Return the lines below that carry the word "Deleted".

-- -- --

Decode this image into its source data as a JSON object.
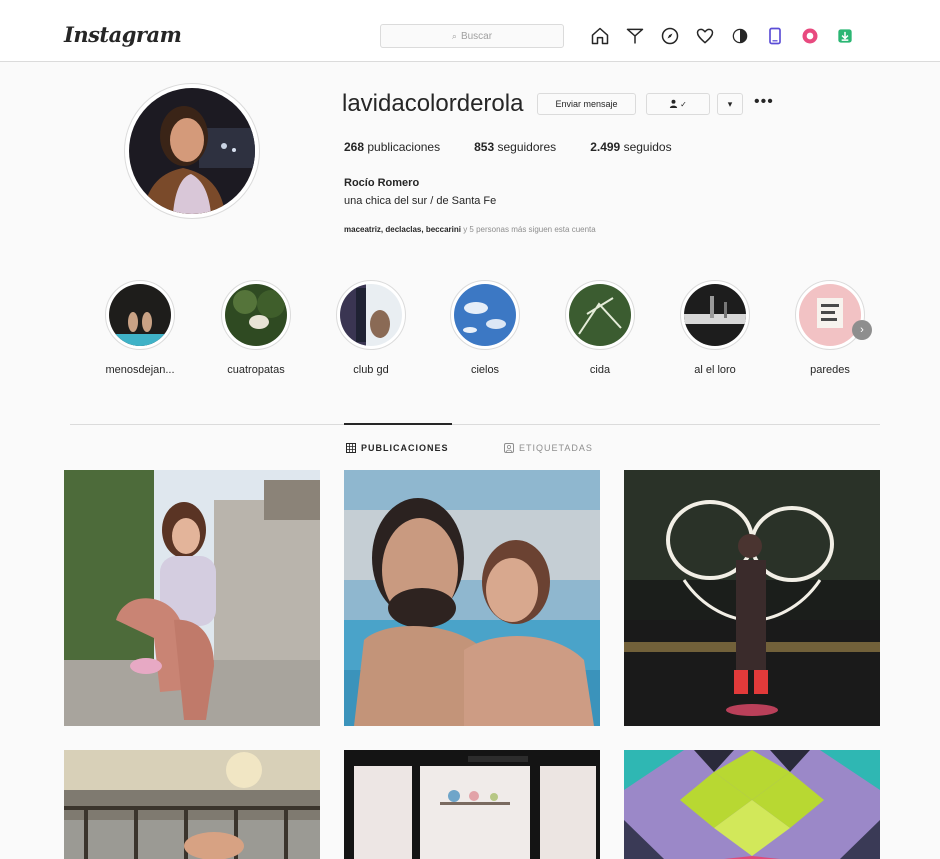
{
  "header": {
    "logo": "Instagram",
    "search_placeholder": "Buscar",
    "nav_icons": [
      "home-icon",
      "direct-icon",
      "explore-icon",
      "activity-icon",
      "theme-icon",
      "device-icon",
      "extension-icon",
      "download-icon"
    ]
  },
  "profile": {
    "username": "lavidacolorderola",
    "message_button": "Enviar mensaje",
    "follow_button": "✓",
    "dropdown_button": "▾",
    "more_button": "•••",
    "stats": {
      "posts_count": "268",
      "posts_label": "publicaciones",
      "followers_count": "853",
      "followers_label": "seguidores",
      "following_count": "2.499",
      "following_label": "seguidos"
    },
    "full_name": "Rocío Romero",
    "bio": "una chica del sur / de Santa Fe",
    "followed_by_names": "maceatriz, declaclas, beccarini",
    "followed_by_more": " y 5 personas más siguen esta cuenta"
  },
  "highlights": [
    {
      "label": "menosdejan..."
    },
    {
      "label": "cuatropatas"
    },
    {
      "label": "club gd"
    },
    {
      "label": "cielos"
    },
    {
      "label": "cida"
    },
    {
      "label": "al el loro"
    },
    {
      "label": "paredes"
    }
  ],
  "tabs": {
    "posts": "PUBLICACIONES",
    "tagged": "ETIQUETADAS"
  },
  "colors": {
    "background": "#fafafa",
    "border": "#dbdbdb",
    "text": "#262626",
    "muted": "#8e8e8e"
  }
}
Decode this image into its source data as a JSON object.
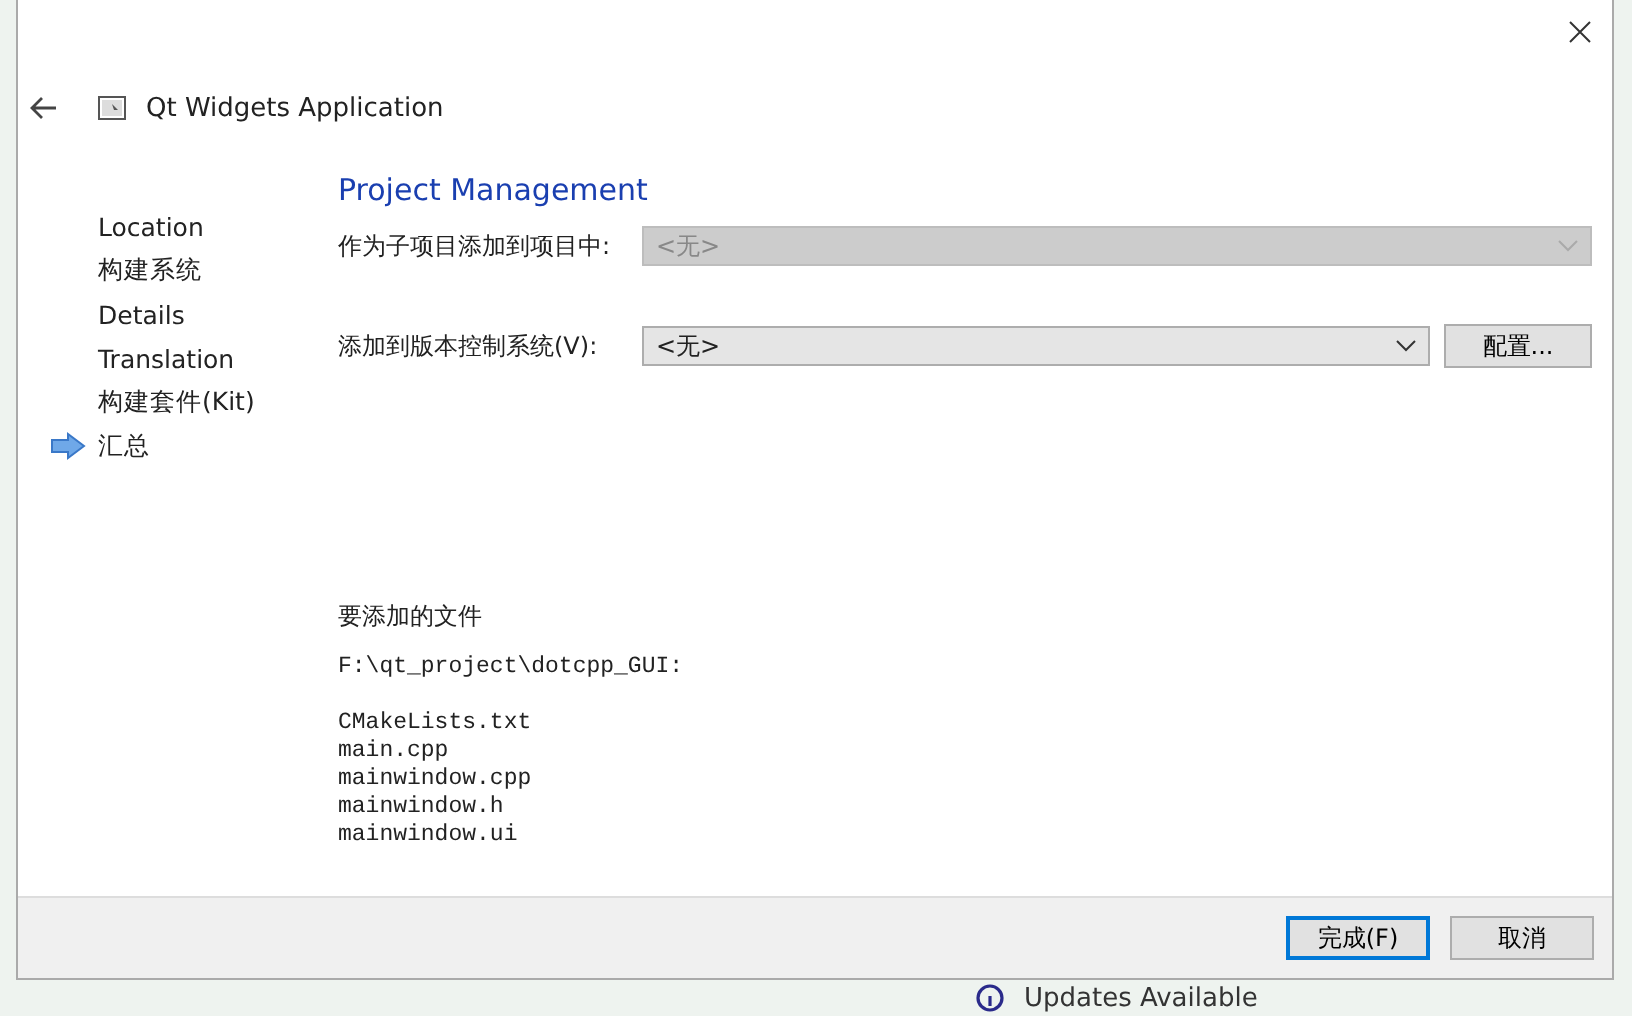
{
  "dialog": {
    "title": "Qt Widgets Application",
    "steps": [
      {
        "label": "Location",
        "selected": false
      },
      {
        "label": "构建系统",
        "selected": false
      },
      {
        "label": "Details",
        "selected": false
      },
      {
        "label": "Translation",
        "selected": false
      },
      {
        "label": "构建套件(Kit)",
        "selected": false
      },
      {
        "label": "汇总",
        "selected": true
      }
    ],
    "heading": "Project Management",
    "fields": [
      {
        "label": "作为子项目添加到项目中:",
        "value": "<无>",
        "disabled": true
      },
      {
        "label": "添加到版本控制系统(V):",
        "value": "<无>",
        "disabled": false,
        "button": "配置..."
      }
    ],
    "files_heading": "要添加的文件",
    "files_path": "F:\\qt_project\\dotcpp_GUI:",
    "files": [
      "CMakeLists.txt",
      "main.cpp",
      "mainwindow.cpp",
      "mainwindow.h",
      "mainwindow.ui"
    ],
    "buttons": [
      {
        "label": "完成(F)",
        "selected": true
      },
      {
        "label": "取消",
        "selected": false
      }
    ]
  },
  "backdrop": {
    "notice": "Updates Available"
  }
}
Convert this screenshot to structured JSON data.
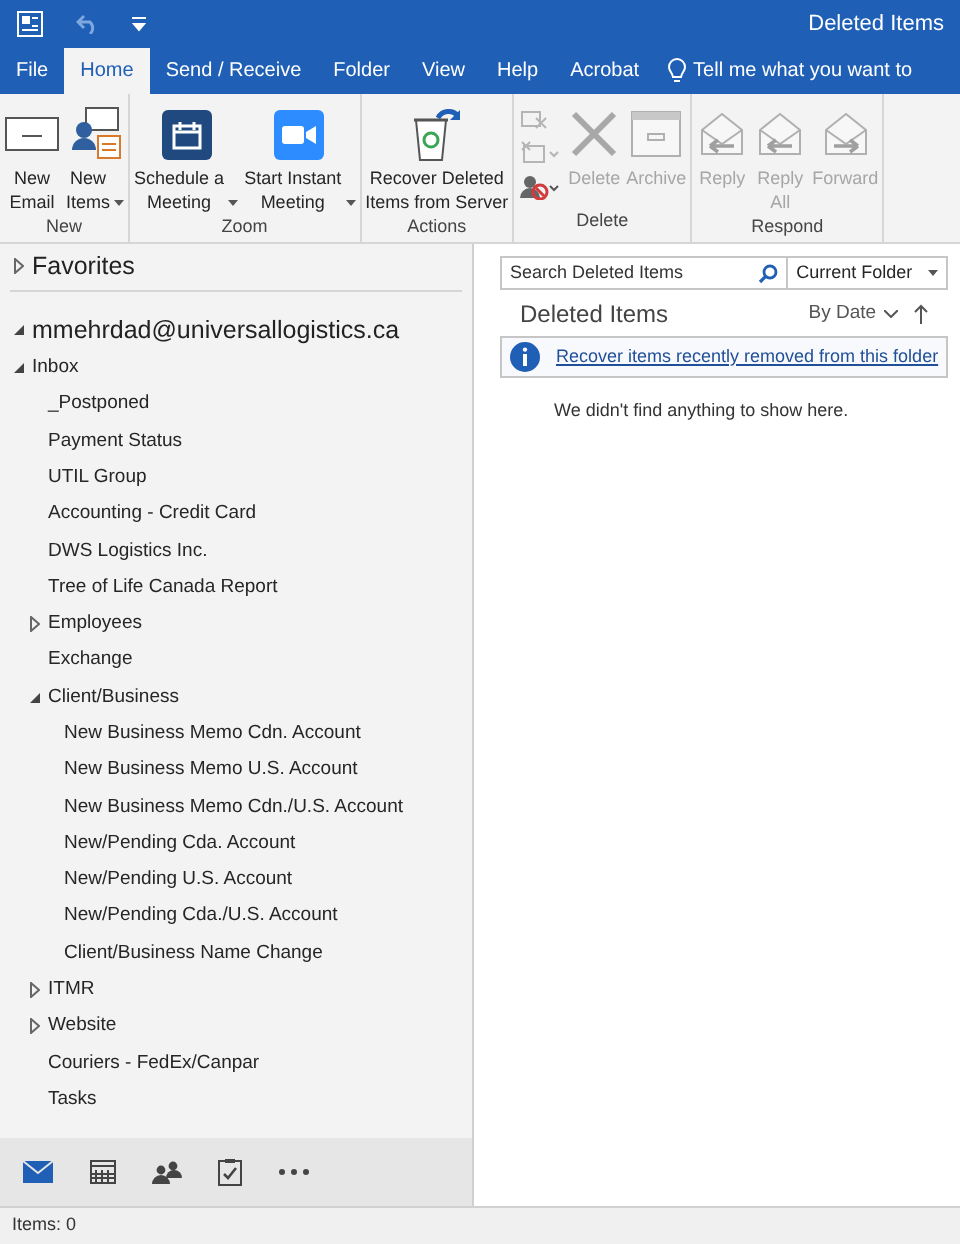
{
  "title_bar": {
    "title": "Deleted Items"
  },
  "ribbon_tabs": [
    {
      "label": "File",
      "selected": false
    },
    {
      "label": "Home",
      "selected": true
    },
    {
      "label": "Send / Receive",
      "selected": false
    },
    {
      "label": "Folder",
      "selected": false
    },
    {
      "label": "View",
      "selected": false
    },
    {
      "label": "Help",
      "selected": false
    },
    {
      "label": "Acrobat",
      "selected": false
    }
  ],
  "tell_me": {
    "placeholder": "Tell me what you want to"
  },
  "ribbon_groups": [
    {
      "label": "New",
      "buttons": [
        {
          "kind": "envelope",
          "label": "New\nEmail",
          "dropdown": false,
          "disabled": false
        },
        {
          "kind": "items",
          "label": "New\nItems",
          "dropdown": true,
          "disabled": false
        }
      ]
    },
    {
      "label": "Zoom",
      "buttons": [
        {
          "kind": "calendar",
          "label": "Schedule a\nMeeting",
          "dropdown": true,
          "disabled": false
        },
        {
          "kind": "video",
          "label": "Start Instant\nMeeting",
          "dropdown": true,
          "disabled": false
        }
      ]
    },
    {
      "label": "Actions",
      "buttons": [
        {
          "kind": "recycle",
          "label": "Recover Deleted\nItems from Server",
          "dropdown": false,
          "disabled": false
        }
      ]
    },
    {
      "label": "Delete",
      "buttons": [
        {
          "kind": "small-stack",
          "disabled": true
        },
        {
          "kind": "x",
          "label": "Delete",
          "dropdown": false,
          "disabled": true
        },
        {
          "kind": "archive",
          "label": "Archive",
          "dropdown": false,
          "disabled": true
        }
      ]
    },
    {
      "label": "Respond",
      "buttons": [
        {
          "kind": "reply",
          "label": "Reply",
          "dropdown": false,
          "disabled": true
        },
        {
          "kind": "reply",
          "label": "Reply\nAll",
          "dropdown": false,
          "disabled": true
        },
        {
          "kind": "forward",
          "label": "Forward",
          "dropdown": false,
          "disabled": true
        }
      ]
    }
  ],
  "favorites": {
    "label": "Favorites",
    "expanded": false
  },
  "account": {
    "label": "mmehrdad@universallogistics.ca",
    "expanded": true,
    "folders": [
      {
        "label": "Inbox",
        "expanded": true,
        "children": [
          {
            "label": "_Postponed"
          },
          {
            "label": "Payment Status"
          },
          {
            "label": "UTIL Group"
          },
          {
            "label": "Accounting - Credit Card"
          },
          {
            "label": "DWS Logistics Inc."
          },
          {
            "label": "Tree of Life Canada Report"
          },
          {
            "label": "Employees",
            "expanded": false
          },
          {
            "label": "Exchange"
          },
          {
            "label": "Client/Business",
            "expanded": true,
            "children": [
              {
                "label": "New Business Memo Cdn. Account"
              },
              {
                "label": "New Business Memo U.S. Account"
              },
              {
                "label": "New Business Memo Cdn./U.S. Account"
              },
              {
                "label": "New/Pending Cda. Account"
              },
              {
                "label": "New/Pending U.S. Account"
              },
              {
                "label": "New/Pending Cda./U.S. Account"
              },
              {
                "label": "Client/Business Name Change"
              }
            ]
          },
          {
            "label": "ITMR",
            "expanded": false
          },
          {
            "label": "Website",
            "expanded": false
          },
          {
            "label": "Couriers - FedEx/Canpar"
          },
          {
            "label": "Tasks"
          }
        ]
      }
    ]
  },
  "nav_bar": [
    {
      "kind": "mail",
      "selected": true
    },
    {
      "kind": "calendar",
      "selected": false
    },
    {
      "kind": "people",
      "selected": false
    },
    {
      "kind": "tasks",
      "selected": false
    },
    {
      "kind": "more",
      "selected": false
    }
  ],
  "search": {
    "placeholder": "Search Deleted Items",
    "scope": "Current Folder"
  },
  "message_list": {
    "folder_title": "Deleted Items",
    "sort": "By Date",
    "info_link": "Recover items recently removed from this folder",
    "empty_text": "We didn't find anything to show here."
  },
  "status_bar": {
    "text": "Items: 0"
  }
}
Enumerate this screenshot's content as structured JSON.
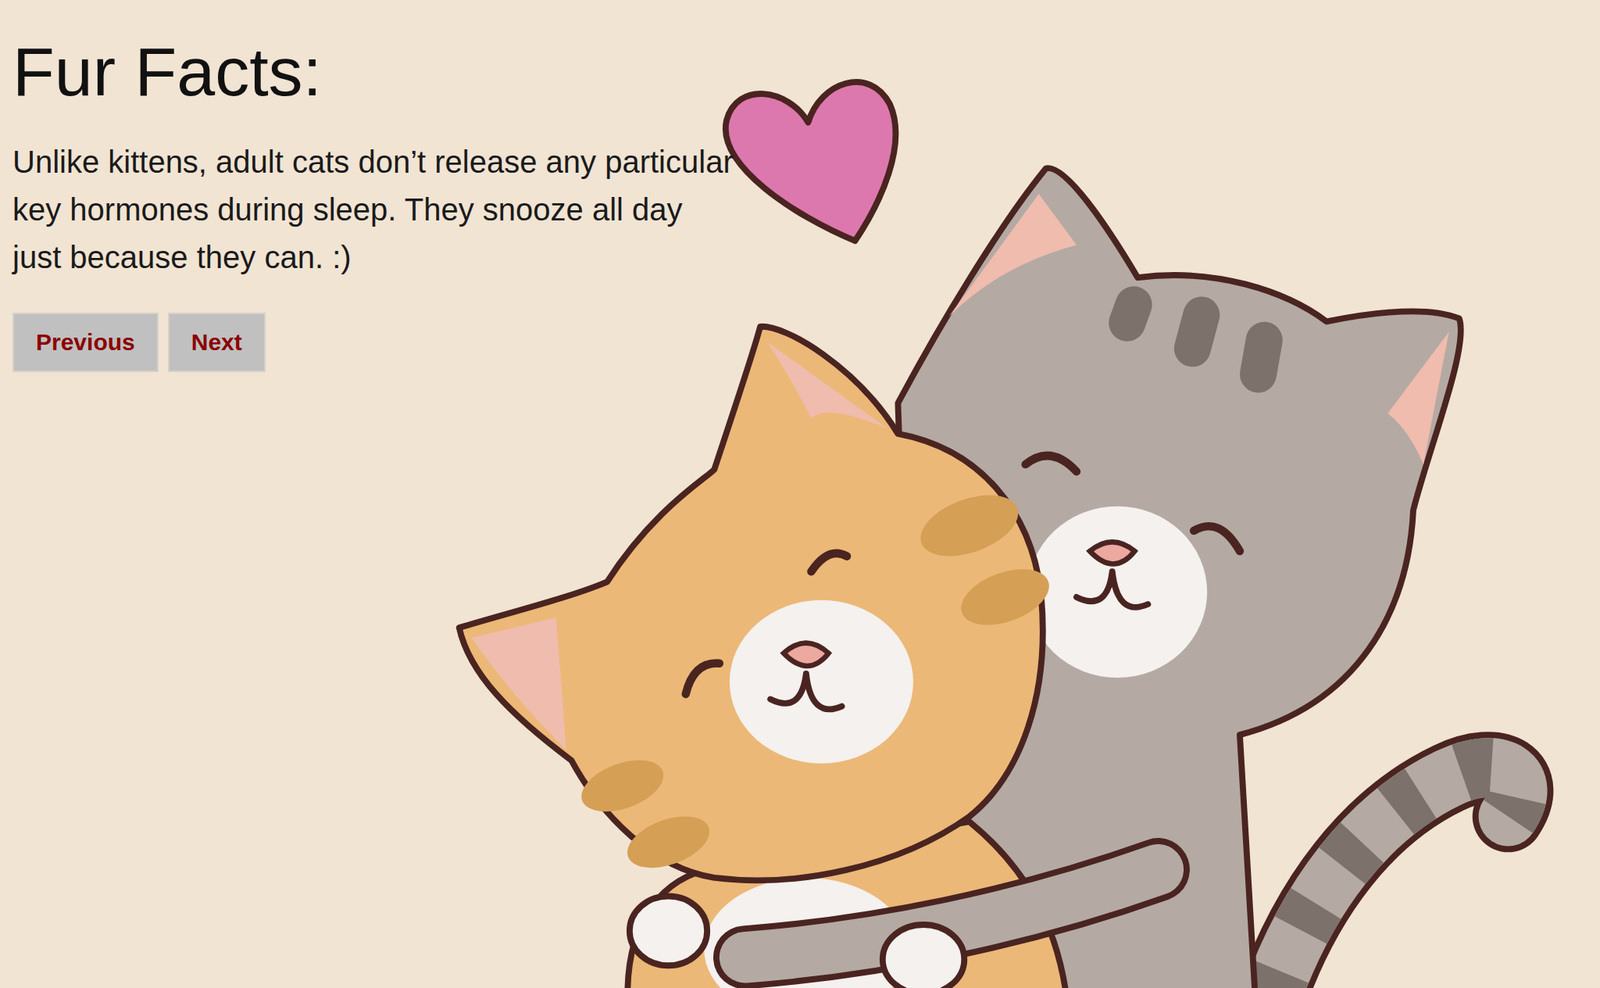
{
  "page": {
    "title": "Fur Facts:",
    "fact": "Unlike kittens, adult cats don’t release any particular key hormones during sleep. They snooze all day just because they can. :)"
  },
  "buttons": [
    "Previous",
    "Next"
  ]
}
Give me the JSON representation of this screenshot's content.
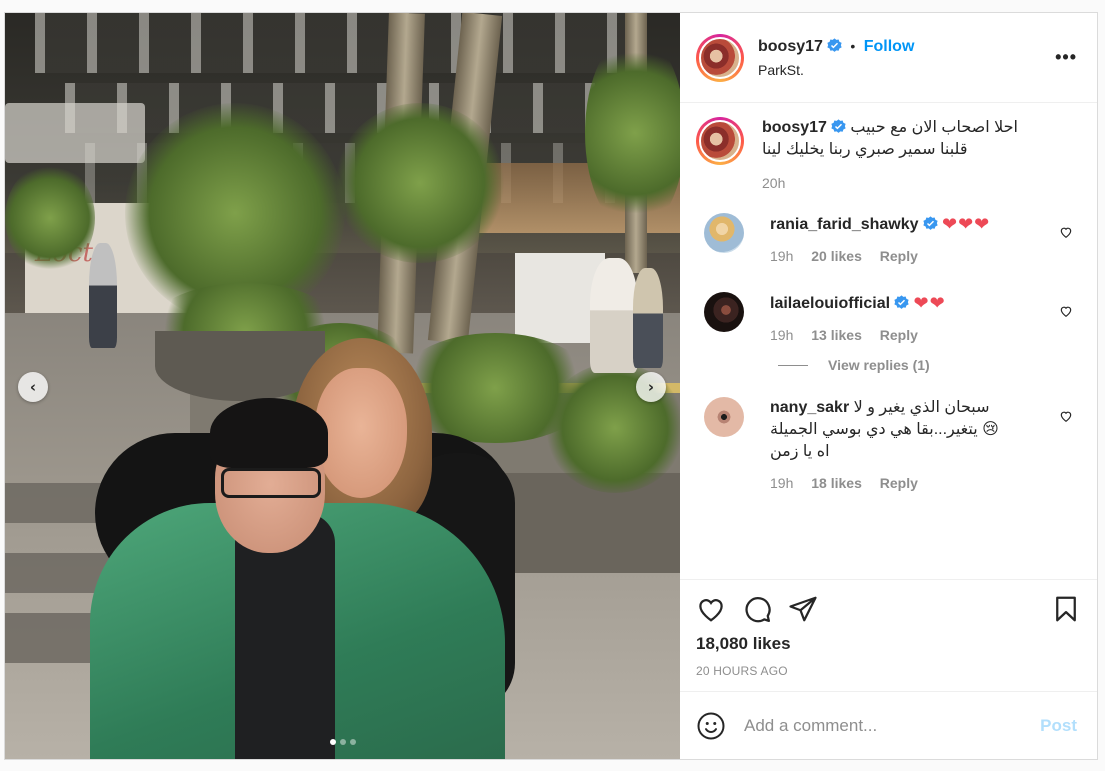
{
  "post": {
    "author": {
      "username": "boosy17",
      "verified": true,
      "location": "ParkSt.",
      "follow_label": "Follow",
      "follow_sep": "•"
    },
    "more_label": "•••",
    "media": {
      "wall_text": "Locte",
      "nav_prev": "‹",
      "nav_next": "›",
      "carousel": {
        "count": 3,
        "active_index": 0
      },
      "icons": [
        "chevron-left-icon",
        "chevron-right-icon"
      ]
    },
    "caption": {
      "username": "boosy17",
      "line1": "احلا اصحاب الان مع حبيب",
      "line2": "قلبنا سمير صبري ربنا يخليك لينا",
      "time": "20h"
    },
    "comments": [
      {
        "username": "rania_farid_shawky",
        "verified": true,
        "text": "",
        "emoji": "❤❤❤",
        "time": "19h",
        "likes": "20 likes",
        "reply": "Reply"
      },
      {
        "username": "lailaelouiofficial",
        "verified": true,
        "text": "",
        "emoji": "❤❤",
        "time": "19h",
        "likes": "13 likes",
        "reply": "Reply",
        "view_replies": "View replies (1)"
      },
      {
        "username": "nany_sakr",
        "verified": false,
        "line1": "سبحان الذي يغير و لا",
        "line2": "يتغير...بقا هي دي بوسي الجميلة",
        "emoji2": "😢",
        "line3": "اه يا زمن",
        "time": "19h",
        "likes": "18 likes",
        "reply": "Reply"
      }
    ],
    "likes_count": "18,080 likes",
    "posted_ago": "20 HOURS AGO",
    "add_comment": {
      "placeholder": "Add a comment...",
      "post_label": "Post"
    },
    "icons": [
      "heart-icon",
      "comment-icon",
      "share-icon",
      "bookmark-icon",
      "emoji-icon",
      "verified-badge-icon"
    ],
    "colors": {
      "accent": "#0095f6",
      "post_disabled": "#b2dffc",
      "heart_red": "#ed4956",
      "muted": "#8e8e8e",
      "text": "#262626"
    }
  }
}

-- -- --

→ Reply to the exercise
    "title": "Deleted Items"
          "label": "Recover Deleted\nItems from Server",
    "placeholder": "Search Deleted Items",
    "folder_title": "Deleted Items",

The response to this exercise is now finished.